In this installment of The Way We Work, we speak with Sid Friedman from Friends of Yamhill County. Crag Law Center has been working with Friends of Yamhill County through various land use projects, a large part of our work here at Crag. Crag has had dozens of these cases through the years; developers with plans to build large scale developments on prime farmland are working hard to move forward with plans under Measure 37, and Crag continues to support neighbors and communities as they seek to preserve the rural character of their communities. Crag intern Tim Fitchett recently made an oral argument in one of these cases.
Crag has been doing a lot of work with Friends of Yamhill County over the years, working on issues related to measures 37 and 49. Can you tell us a little bit about the goal of this work and how it impacts your community?
The measure 37/49 work is really critical to maintaining our quality of life and to protecting farm and forestland from slipshod overdevelopment. The work is all about stopping illegal subdivisions on farmland and forestland and protecting the land for future generations, and also about protecting our neighbors who have made investments based on the zoning laws in the area. Most of the particular rural subdivisions we’re fighting are located in groundwater limited areas where the supply is already threatened. The wells that would be drilled would further threaten this resource and put water supplies at risk. One of the proposed subdivisions is in a remote area adjacent to the upper reaches of the Yamhill River and and could impact coho salmon and steelhead. This work addresses environmental as well as economic concerns.
What are your organization’s other priorities, goals and projects?
Friends of Yamhill County was founded in the mid 1990s with the purpose of working to protect farm and forestland from illegal rural subdivisions and ranchettes. We’re also all about responsible urban development – compact forms of housing where various people can live in variety of living accommodations where they’re near public transportation or within biking distance of their workplaces.

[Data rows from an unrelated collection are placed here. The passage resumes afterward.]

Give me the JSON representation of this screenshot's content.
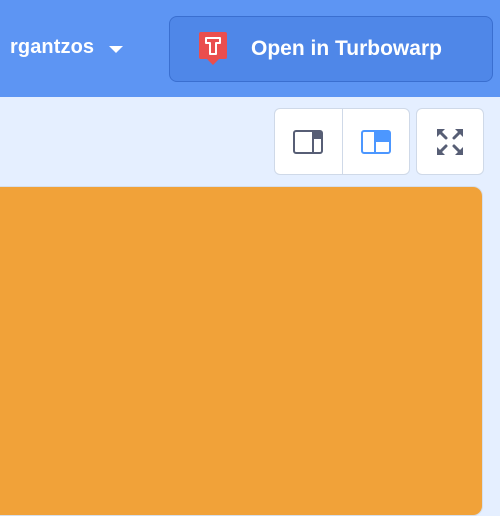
{
  "header": {
    "username": "rgantzos",
    "turbowarp_button_label": "Open in Turbowarp"
  },
  "controls": {
    "small_stage_icon": "small-stage-icon",
    "large_stage_icon": "large-stage-icon",
    "fullscreen_icon": "fullscreen-icon"
  },
  "colors": {
    "header_bg": "#5d95f3",
    "page_bg": "#e5efff",
    "stage_bg": "#f1a239",
    "turbowarp_logo": "#ea4e4e",
    "accent": "#4c97ff"
  }
}
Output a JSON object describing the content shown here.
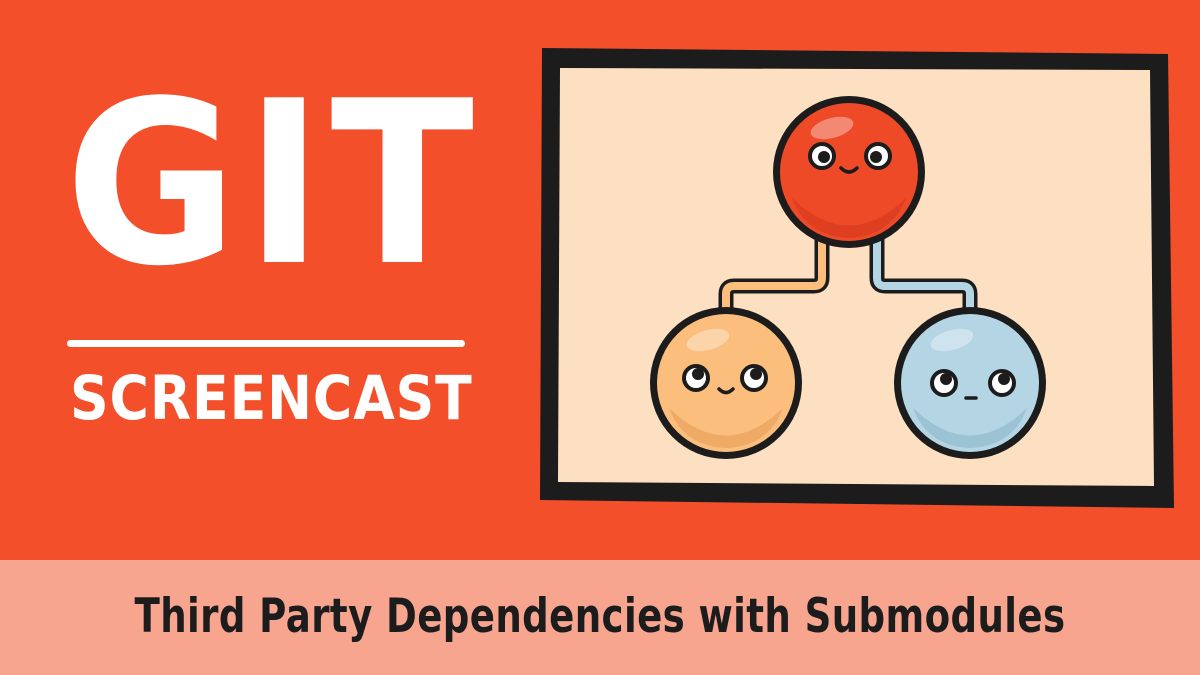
{
  "brand": {
    "title": "GIT",
    "subtitle": "SCREENCAST"
  },
  "episode": {
    "title": "Third Party Dependencies with Submodules"
  },
  "illustration": {
    "nodes": [
      {
        "role": "parent",
        "color": "#ee4a28"
      },
      {
        "role": "child-left",
        "color": "#fbbe7c"
      },
      {
        "role": "child-right",
        "color": "#b4d5e4"
      }
    ]
  },
  "colors": {
    "background": "#f34f2b",
    "band": "#f8a590",
    "frame_fill": "#fde0c2",
    "outline": "#1c1c1c",
    "text_light": "#ffffff"
  }
}
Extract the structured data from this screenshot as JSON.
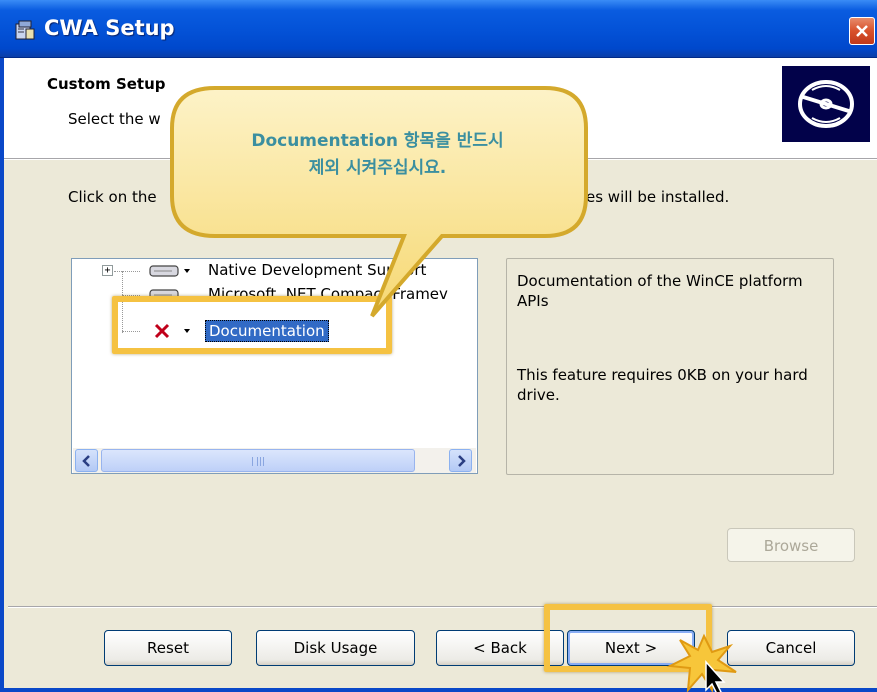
{
  "window": {
    "title": "CWA Setup",
    "close_label": "close"
  },
  "header": {
    "title": "Custom Setup",
    "subtitle": "Select the w"
  },
  "body": {
    "instruction_left": "Click on the",
    "instruction_right": "es will be installed."
  },
  "tree": {
    "items": [
      {
        "label": "Native Development Support",
        "icon": "drive-icon",
        "expandable": true
      },
      {
        "label": "Microsoft .NET Compact Framev",
        "icon": "drive-icon",
        "expandable": false
      },
      {
        "label": "Documentation",
        "icon": "excluded-x-icon",
        "expandable": false,
        "selected": true
      }
    ],
    "scroll_grip": "III"
  },
  "description": {
    "text": "Documentation of the WinCE platform APIs",
    "requirement": "This feature requires 0KB on your hard drive."
  },
  "buttons": {
    "browse": "Browse",
    "reset": "Reset",
    "disk_usage": "Disk Usage",
    "back": "< Back",
    "next": "Next >",
    "cancel": "Cancel"
  },
  "callout": {
    "line1": "Documentation 항목을 반드시",
    "line2": "제외 시켜주십시요."
  },
  "colors": {
    "titlebar": "#0453d8",
    "dialog_bg": "#ece9d8",
    "highlight": "#f5c242",
    "callout_fill": "#fbe9a0",
    "callout_text": "#3b8fa0",
    "selection": "#316ac5"
  }
}
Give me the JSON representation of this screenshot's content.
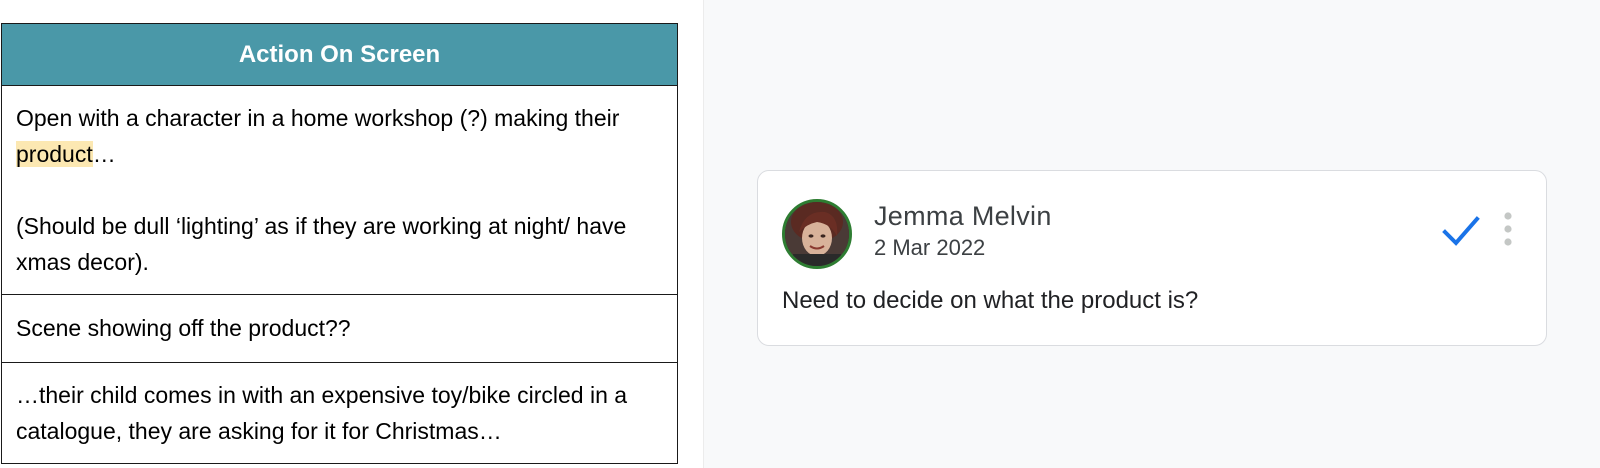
{
  "table": {
    "header": "Action On Screen",
    "rows": [
      {
        "p1_before": "Open with a character in a home workshop (?) making their ",
        "p1_highlight": "product",
        "p1_after": "…",
        "p2": "(Should be dull ‘lighting’ as if they are working at night/ have xmas decor)."
      },
      {
        "text": "Scene showing off the product??"
      },
      {
        "text": "…their child comes in with an expensive toy/bike circled in a catalogue, they are asking for it for Christmas…"
      }
    ]
  },
  "comment": {
    "author": "Jemma Melvin",
    "date": "2 Mar 2022",
    "body": "Need to decide on what the product is?",
    "resolve_icon": "checkmark-icon",
    "more_icon": "more-vertical-icon",
    "accent_color": "#1a73e8",
    "avatar_ring_color": "#2e7d32"
  },
  "highlight_color": "#fce8b2",
  "header_color": "#4a98a8"
}
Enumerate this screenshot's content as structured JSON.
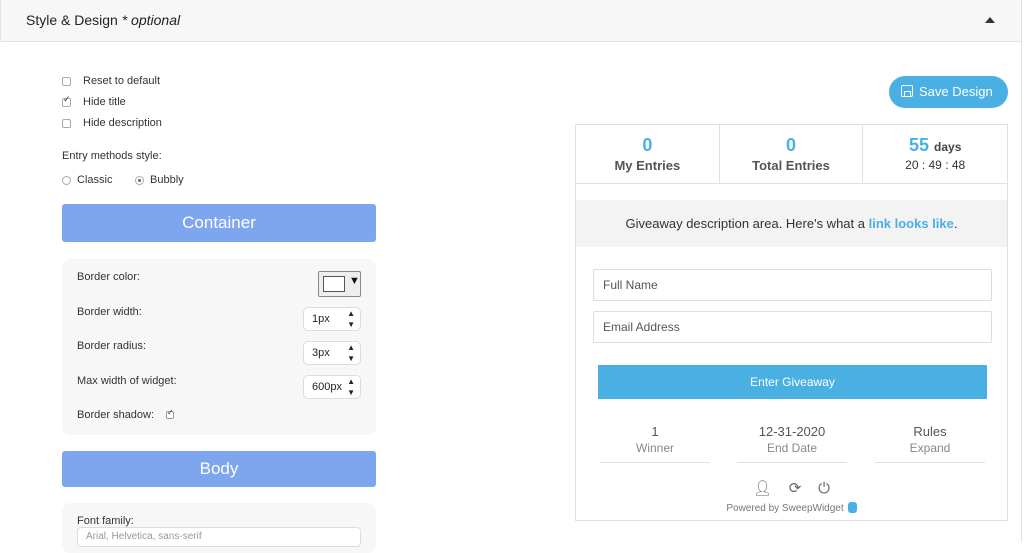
{
  "header": {
    "title": "Style & Design",
    "optional": "* optional"
  },
  "options": {
    "reset_label": "Reset to default",
    "hide_title_label": "Hide title",
    "hide_description_label": "Hide description",
    "entry_methods_label": "Entry methods style:",
    "classic_label": "Classic",
    "bubbly_label": "Bubbly",
    "hide_title_checked": true,
    "selected_style": "Bubbly"
  },
  "container": {
    "heading": "Container",
    "border_color_label": "Border color:",
    "border_width_label": "Border width:",
    "border_width_value": "1px",
    "border_radius_label": "Border radius:",
    "border_radius_value": "3px",
    "max_width_label": "Max width of widget:",
    "max_width_value": "600px",
    "border_shadow_label": "Border shadow:"
  },
  "body_section": {
    "heading": "Body",
    "font_family_label": "Font family:",
    "font_family_value": "Arial, Helvetica, sans-serif"
  },
  "save_button": {
    "label": "Save Design",
    "icon": "floppy-disk-icon"
  },
  "widget": {
    "my_entries_count": "0",
    "my_entries_label": "My Entries",
    "total_entries_count": "0",
    "total_entries_label": "Total Entries",
    "days_count": "55",
    "days_label": "days",
    "countdown": "20 : 49 : 48",
    "description_text": "Giveaway description area. Here's what a",
    "description_link": "link looks like",
    "description_end": ".",
    "full_name_placeholder": "Full Name",
    "email_placeholder": "Email Address",
    "enter_button": "Enter Giveaway",
    "winners_value": "1",
    "winners_label": "Winner",
    "end_date_value": "12-31-2020",
    "end_date_label": "End Date",
    "rules_value": "Rules",
    "rules_label": "Expand",
    "powered_by": "Powered by SweepWidget"
  },
  "colors": {
    "accent": "#4ab0e4",
    "section_button": "#7ea6ee",
    "panel_bg": "#f7f7f7"
  }
}
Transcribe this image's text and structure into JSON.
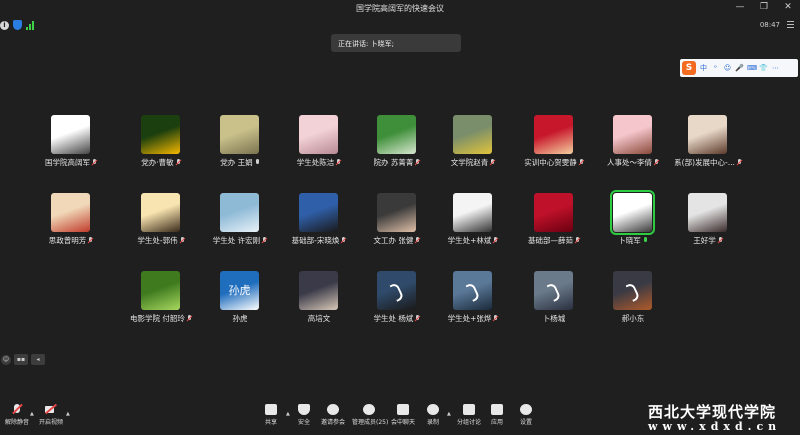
{
  "window": {
    "title": "国学院高阔军的快速会议",
    "controls": [
      "minimize-icon",
      "restore-icon",
      "close-icon"
    ]
  },
  "status": {
    "clock": "08:47",
    "info_icon": "i"
  },
  "speaking_banner": "正在讲话: 卜晓军;",
  "ime": {
    "logo": "S",
    "chinese_mode": "中",
    "items": [
      "中",
      "ᵒ",
      "☺",
      "🎤",
      "⌨",
      "👕",
      "⋯"
    ]
  },
  "participants": [
    {
      "name": "国学院高阔军",
      "mic": "muted",
      "avatar": "logo-icon",
      "colors": [
        "#ffffff",
        "#444444"
      ]
    },
    {
      "name": "党办·曹敏",
      "mic": "muted",
      "avatar": "flowers-photo",
      "colors": [
        "#1b3f0e",
        "#f6b800"
      ]
    },
    {
      "name": "党办 王娟",
      "mic": "on",
      "avatar": "desk-photo",
      "colors": [
        "#c9c08a",
        "#7a7450"
      ]
    },
    {
      "name": "学生处陈洁",
      "mic": "muted",
      "avatar": "girl-photo",
      "colors": [
        "#f2d2d6",
        "#b88a94"
      ]
    },
    {
      "name": "院办 苏菁菁",
      "mic": "muted",
      "avatar": "park-photo",
      "colors": [
        "#3f8f3a",
        "#d8e8d0"
      ]
    },
    {
      "name": "文学院赵青",
      "mic": "muted",
      "avatar": "kids-photo",
      "colors": [
        "#7a8e6b",
        "#e2c43a"
      ]
    },
    {
      "name": "实训中心贺雯静",
      "mic": "muted",
      "avatar": "newyear-art",
      "colors": [
        "#c7172b",
        "#f5d0a0"
      ]
    },
    {
      "name": "人事处～李倩",
      "mic": "muted",
      "avatar": "cartoon-girl",
      "colors": [
        "#f5c6cc",
        "#8a4a3a"
      ]
    },
    {
      "name": "系(部)发展中心-...",
      "mic": "muted",
      "avatar": "woman-photo",
      "colors": [
        "#e8d8c8",
        "#5b3a2a"
      ]
    },
    {
      "name": "思政曾明芳",
      "mic": "muted",
      "avatar": "couple-cartoon",
      "colors": [
        "#f0d8b8",
        "#c03a2a"
      ]
    },
    {
      "name": "学生处-郭伟",
      "mic": "muted",
      "avatar": "afro-cartoon",
      "colors": [
        "#f8e4b0",
        "#3a2a1a"
      ]
    },
    {
      "name": "学生处 许宏刚",
      "mic": "muted",
      "avatar": "sea-photo",
      "colors": [
        "#8fbad6",
        "#e8f2f8"
      ]
    },
    {
      "name": "基础部-宋晓焕",
      "mic": "muted",
      "avatar": "berries-photo",
      "colors": [
        "#2f5fa8",
        "#1a1a1a"
      ]
    },
    {
      "name": "文工办 张健",
      "mic": "muted",
      "avatar": "man-glasses",
      "colors": [
        "#3a3a3a",
        "#e0c0a8"
      ]
    },
    {
      "name": "学生处+林斌",
      "mic": "muted",
      "avatar": "couple-sketch",
      "colors": [
        "#f4f4f4",
        "#333333"
      ]
    },
    {
      "name": "基础部—薛茹",
      "mic": "muted",
      "avatar": "red-flower",
      "colors": [
        "#c0112a",
        "#6a0010"
      ]
    },
    {
      "name": "卜晓军",
      "mic": "green",
      "avatar": "forest-photo",
      "colors": [
        "#ffffff",
        "#3a3a3a"
      ],
      "active": true
    },
    {
      "name": "王好学",
      "mic": "muted",
      "avatar": "man-photo",
      "colors": [
        "#e4e4e4",
        "#3a2a2a"
      ]
    },
    {
      "name": "电影学院 付韶玲",
      "mic": "muted",
      "avatar": "leaf-photo",
      "colors": [
        "#3f7a1f",
        "#a8d860"
      ]
    },
    {
      "name": "孙虎",
      "mic": "none",
      "avatar": "text-avatar",
      "colors": [
        "#1f6dbd",
        "#ffffff"
      ],
      "avatar_text": "孙虎"
    },
    {
      "name": "高培文",
      "mic": "none",
      "avatar": "office-photo",
      "colors": [
        "#3a3a48",
        "#d8c8b8"
      ]
    },
    {
      "name": "学生处 杨斌",
      "mic": "muted",
      "avatar": "phone-icon",
      "colors": [
        "#2f4a6a",
        "#1a1a1a"
      ]
    },
    {
      "name": "学生处+张烨",
      "mic": "muted",
      "avatar": "phone-icon",
      "colors": [
        "#5a7898",
        "#1a2a3a"
      ]
    },
    {
      "name": "卜杨城",
      "mic": "none",
      "avatar": "phone-icon",
      "colors": [
        "#6a7a8a",
        "#2a3040"
      ]
    },
    {
      "name": "郝小东",
      "mic": "none",
      "avatar": "phone-icon",
      "colors": [
        "#3a3a44",
        "#b05a2a"
      ]
    }
  ],
  "left_tools": [
    "emoji-icon",
    "chat-icon",
    "collapse-icon"
  ],
  "toolbar": {
    "unmute": "解除静音",
    "start_video": "开启视频",
    "share": "共享",
    "security": "安全",
    "invite": "邀请参会",
    "participants": "管理成员(25)",
    "chat": "会中聊天",
    "record": "录制",
    "breakout": "分组讨论",
    "apps": "应用",
    "settings": "设置"
  },
  "watermark": {
    "text": "西北大学现代学院",
    "url": "www.xdxd.cn"
  }
}
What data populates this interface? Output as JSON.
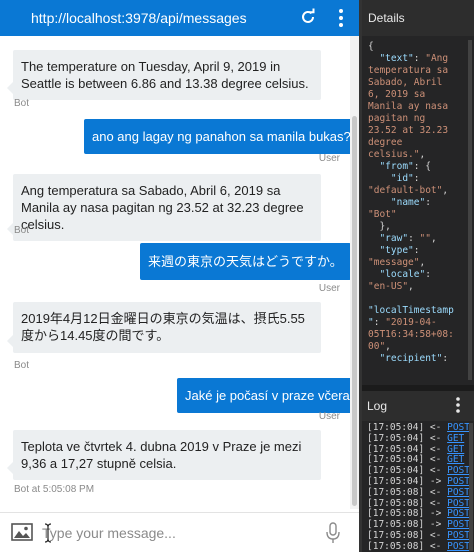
{
  "window": {
    "url": "http://localhost:3978/api/messages"
  },
  "chat": {
    "messages": [
      {
        "from": "bot",
        "text": "The temperature on Tuesday, April 9, 2019 in Seattle is between 6.86 and 13.38 degree celsius.",
        "meta": "Bot"
      },
      {
        "from": "user",
        "text": "ano ang lagay ng panahon sa manila bukas?",
        "meta": "User"
      },
      {
        "from": "bot",
        "text": "Ang temperatura sa Sabado, Abril 6, 2019 sa Manila ay nasa pagitan ng 23.52 at 32.23 degree celsius.",
        "meta": "Bot"
      },
      {
        "from": "user",
        "text": "来週の東京の天気はどうですか。",
        "meta": "User"
      },
      {
        "from": "bot",
        "text": "2019年4月12日金曜日の東京の気温は、摂氏5.55度から14.45度の間です。",
        "meta": "Bot"
      },
      {
        "from": "user",
        "text": "Jaké je počasí v praze včera",
        "meta": "User"
      },
      {
        "from": "bot",
        "text": "Teplota ve čtvrtek 4. dubna 2019 v Praze je mezi 9,36 a 17,27 stupně celsia.",
        "meta": "Bot at 5:05:08 PM"
      }
    ],
    "input_placeholder": "Type your message..."
  },
  "details": {
    "title": "Details",
    "json_lines": [
      [
        [
          "p",
          "{"
        ]
      ],
      [
        [
          "p",
          "  "
        ],
        [
          "k",
          "\"text\""
        ],
        [
          "p",
          ": "
        ],
        [
          "s",
          "\"Ang"
        ]
      ],
      [
        [
          "s",
          "temperatura sa"
        ]
      ],
      [
        [
          "s",
          "Sabado, Abril"
        ]
      ],
      [
        [
          "s",
          "6, 2019 sa"
        ]
      ],
      [
        [
          "s",
          "Manila ay nasa"
        ]
      ],
      [
        [
          "s",
          "pagitan ng"
        ]
      ],
      [
        [
          "s",
          "23.52 at 32.23"
        ]
      ],
      [
        [
          "s",
          "degree"
        ]
      ],
      [
        [
          "s",
          "celsius.\""
        ],
        [
          "p",
          ","
        ]
      ],
      [
        [
          "p",
          "  "
        ],
        [
          "k",
          "\"from\""
        ],
        [
          "p",
          ": {"
        ]
      ],
      [
        [
          "p",
          "    "
        ],
        [
          "k",
          "\"id\""
        ],
        [
          "p",
          ":"
        ]
      ],
      [
        [
          "s",
          "\"default-bot\""
        ],
        [
          "p",
          ","
        ]
      ],
      [
        [
          "p",
          "    "
        ],
        [
          "k",
          "\"name\""
        ],
        [
          "p",
          ":"
        ]
      ],
      [
        [
          "s",
          "\"Bot\""
        ]
      ],
      [
        [
          "p",
          "  },"
        ]
      ],
      [
        [
          "p",
          "  "
        ],
        [
          "k",
          "\"raw\""
        ],
        [
          "p",
          ": "
        ],
        [
          "s",
          "\"\""
        ],
        [
          "p",
          ","
        ]
      ],
      [
        [
          "p",
          "  "
        ],
        [
          "k",
          "\"type\""
        ],
        [
          "p",
          ":"
        ]
      ],
      [
        [
          "s",
          "\"message\""
        ],
        [
          "p",
          ","
        ]
      ],
      [
        [
          "p",
          "  "
        ],
        [
          "k",
          "\"locale\""
        ],
        [
          "p",
          ":"
        ]
      ],
      [
        [
          "s",
          "\"en-US\""
        ],
        [
          "p",
          ","
        ]
      ],
      [
        [
          "p",
          ""
        ]
      ],
      [
        [
          "k",
          "\"localTimestamp"
        ]
      ],
      [
        [
          "k",
          "\""
        ],
        [
          "p",
          ": "
        ],
        [
          "s",
          "\"2019-04-"
        ]
      ],
      [
        [
          "s",
          "05T16:34:58+08:"
        ]
      ],
      [
        [
          "s",
          "00\""
        ],
        [
          "p",
          ","
        ]
      ],
      [
        [
          "p",
          "  "
        ],
        [
          "k",
          "\"recipient\""
        ],
        [
          "p",
          ":"
        ]
      ]
    ]
  },
  "log": {
    "title": "Log",
    "lines": [
      {
        "time": "[17:05:04]",
        "dir": "<-",
        "method": "POST"
      },
      {
        "time": "[17:05:04]",
        "dir": "<-",
        "method": "GET"
      },
      {
        "time": "[17:05:04]",
        "dir": "<-",
        "method": "GET"
      },
      {
        "time": "[17:05:04]",
        "dir": "<-",
        "method": "GET"
      },
      {
        "time": "[17:05:04]",
        "dir": "<-",
        "method": "POST"
      },
      {
        "time": "[17:05:04]",
        "dir": "->",
        "method": "POST"
      },
      {
        "time": "[17:05:08]",
        "dir": "<-",
        "method": "POST"
      },
      {
        "time": "[17:05:08]",
        "dir": "<-",
        "method": "POST"
      },
      {
        "time": "[17:05:08]",
        "dir": "->",
        "method": "POST"
      },
      {
        "time": "[17:05:08]",
        "dir": "->",
        "method": "POST"
      },
      {
        "time": "[17:05:08]",
        "dir": "<-",
        "method": "POST"
      },
      {
        "time": "[17:05:08]",
        "dir": "<-",
        "method": "POST"
      }
    ]
  },
  "colors": {
    "accent": "#0a78d4",
    "bot_bubble": "#eceff1",
    "inspector_bg": "#252526",
    "json_key": "#9cdcfe",
    "json_string": "#ce9178",
    "log_link": "#3794ff"
  },
  "icons": {
    "refresh": "refresh-icon",
    "menu": "more-vertical-icon",
    "image": "image-icon",
    "mic": "microphone-icon"
  }
}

We have also been involved with proposals to expand the urban growth boundaries in Newberg and McMinnville, which would take over prime farmland. In addition we’re very involved in the fight to keep Riverbend Landfill from expanding. It’s the largest regional land dump west of the Cascades, and as the name suggests, located right on the banks of a river. Its already leaking into groundwater and there’s strong evidence that the toxins are reaching the Yamhill River.
What are your biggest concerns for Yamhill County communities in the coming years?
Here in Yamhill County we have some of the best soils in the country for agriculture and forestry, and thriving agriculture including the wine industry. We’re located between Portland and Salem and face immense pressures from urban sprawl, as well as rural subdivisions and people who want to build ‘trophy houses’ in the middle of the farmland. We’ve got a rapidly growing tourist industry, largely based on vineyards and wineries, which brings opportunities as well as challenges as we try to make sure the consequent development occurs in the towns that need that tourism revenue and not in the countrysides.
What services or qualities does Crag bring to your work at Friends of Yamhill County?
Crag’s resources and legal expertise have been invaluable in our measure 37/49 work. There is no way we could possibly achieve the successes we’ve had without the hard work of Ralph Bloemers and other staff at Crag as well as the many volunteers and interns who have given time, expertise and passion to assist in our struggles.
What about Crag inspires you and your work?
For more info on Friends of Yamhill County:
McKenna Ganz is a pre-law junior at Duke University. She interned with the Crag Law Center in the summer of 2015 as part of the Duke Engage Portland program. She is majoring in Global Culture, Media, and Political Conflict with minors in Economics and Global Health.